A European privacy group is pursuing multiple class-action lawsuits against Oracle and Salesforce for alleged violations of the EU’s General Data Protection Regulation, estimating damages sought could exceed €10 billion (U.S. $11.9 billion).
With the California Consumer Privacy Act enforcement deadline finally upon us, data privacy concerns are once again a focus of U.S. corporations.
A fresh podcast from the Theranos whistleblower and a new compliance association for Black practitioners get a round of applause from us this week, while a complicated case involving McDonald’s lands the company on both the “Nailed It” and “Failed It” lists.
Despite a recent court ruling to scrap the EU-U.S. Privacy Shield, the program is apparently still alive and well in the United States. It’s time to move on, writes Aaron Nicodemus.
Complying with provisions of the California Consumer Privacy Act continues to be difficult for many companies, according to a new survey from Compliance Week and OpenText.
The National Rifle Association “Failed It” big time if a suit alleging a lack of compliance controls proves true. Meanwhile, we tip our caps to the stalwart CCOs who carry on despite a cut in pay and resources due to the pandemic.
Twitter disclosed in a regulatory filing that it could face fines of up to $250 million by the Federal Trade Commission for misusing people’s personal information for advertising purposes.
As the fallout from the demise of the Privacy Shield continues to play out, here are a handful of steps companies can take to protect themselves from potential GDPR violations when transferring data between the European Union and the United States.
British Airways has hinted that it will qualify for a nearly 90 percent reduction of its original GDPR fine (U.S. $230 million) and end up paying just $26 million.
Now more than ever, companies need strong data governance that can be applied across multiple repositories, apps, and devices, no matter where work gets done.
The legal and financial burden for companies to comply with the recent ruling to invalidate the EU-U.S. Privacy Shield might actually be worse than first thought, if an FAQ from the European Data Protection Board is any indication.
Join Kroll for an opportunity to learn how you can help your organization better minimize risks in the post-COVID-19 world.
In this week’s “Nailed It or Failed It?”, Disney gets kudos for throwing its weight behind the #StopHateForProfit protest, while PG&E earns criticism after being found responsible for yet another California wildfire.
In a surprise decision that will have a major impact on trans-Atlantic data transfers, Europe’s top court ruled Thursday that a mechanism used by thousands of companies to send data to the United States is unlawful.
In this week’s “Nailed It or Failed It?”, we reflect on the most troubling aspect of Wednesday’s giant Twitter hack while giving Wells Fargo a rare kudos for being good corporate citizens.
Consumers are using the newly enforceable California Consumer Privacy Act to sue companies they say have mishandled their data.
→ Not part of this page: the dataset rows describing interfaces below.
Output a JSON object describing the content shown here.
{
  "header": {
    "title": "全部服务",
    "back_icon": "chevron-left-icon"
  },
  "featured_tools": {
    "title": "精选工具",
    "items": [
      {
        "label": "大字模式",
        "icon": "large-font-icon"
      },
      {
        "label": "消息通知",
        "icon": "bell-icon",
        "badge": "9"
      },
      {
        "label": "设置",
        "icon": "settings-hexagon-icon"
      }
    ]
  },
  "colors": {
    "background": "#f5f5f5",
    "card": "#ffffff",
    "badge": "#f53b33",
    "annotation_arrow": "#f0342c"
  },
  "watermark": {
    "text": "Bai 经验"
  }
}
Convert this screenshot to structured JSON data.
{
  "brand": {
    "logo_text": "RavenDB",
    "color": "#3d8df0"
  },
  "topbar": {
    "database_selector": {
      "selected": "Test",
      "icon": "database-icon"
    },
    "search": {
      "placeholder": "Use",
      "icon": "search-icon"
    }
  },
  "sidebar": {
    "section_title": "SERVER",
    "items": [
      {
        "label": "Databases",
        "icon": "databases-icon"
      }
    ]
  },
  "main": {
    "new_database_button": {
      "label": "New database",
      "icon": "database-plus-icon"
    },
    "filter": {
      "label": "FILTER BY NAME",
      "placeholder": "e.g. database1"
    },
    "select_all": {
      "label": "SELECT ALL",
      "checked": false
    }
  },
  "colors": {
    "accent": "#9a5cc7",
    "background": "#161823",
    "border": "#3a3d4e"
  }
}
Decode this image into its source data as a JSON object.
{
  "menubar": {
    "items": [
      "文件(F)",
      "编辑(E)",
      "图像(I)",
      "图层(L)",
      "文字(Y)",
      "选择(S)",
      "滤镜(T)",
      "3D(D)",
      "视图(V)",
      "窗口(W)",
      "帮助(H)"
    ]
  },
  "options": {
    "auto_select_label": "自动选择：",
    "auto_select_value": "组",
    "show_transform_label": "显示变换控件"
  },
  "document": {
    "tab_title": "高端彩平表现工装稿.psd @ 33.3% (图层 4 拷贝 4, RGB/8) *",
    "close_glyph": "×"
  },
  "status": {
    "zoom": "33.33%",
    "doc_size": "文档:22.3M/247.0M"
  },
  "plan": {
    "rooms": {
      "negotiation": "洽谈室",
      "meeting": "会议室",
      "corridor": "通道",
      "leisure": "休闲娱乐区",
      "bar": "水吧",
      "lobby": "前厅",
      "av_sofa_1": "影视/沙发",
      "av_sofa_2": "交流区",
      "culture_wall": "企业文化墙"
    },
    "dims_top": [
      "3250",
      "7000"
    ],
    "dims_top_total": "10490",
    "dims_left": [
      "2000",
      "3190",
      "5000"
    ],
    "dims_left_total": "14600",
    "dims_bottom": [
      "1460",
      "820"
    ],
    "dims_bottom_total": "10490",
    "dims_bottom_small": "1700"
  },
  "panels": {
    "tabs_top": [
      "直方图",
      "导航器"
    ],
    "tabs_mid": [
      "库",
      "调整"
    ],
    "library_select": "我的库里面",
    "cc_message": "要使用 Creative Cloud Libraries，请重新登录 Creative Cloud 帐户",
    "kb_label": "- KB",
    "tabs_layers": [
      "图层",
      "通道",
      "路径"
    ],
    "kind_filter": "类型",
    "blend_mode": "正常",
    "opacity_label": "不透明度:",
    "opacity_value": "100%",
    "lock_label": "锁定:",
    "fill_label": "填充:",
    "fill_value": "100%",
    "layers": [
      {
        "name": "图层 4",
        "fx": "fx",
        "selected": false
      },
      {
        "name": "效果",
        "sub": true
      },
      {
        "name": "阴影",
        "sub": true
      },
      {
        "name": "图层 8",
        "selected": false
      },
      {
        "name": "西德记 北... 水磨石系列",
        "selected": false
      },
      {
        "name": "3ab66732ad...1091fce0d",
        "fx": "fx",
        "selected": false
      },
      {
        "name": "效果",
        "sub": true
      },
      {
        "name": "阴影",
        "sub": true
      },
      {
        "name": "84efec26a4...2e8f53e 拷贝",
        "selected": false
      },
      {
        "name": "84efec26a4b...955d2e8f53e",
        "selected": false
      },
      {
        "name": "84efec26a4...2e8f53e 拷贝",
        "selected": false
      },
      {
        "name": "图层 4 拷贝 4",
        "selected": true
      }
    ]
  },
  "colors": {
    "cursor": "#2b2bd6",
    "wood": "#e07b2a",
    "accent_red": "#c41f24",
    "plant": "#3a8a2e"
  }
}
Walmart is the latest and most high-profile to be slapped with a lawsuit.
Italian telecommunications operator Wind Tre S.p.A has been fined approximately €16.7 million (U.S. $18.6 million) for violating data collection provisions of the EU’s General Data Protection Regulation.
Belgium’s Data Protection Authority fined Google Belgium €600,000 (U.S. $670,000) for refusing to delete search results linked to a Belgian public official, a provision of the GDPR know as the “right to be forgotten.”
In the inaugural edition of our weekly “Nailed It or Failed It?” feature, we give TikTok and other tech companies a pat on the back and shake our heads at the actions of Starbucks and Luckin Coffee.
With the CCPA being the most important privacy and data security law ever to be enacted in the United States, it will bring a sea of change in the way businesses manage and communicate with consumers about personal data.
Data privacy is about to become a more tangible concept to Americans not due to regulation like the CCPA, but because the most influential brand in the nation is making it a pillar of how it does business.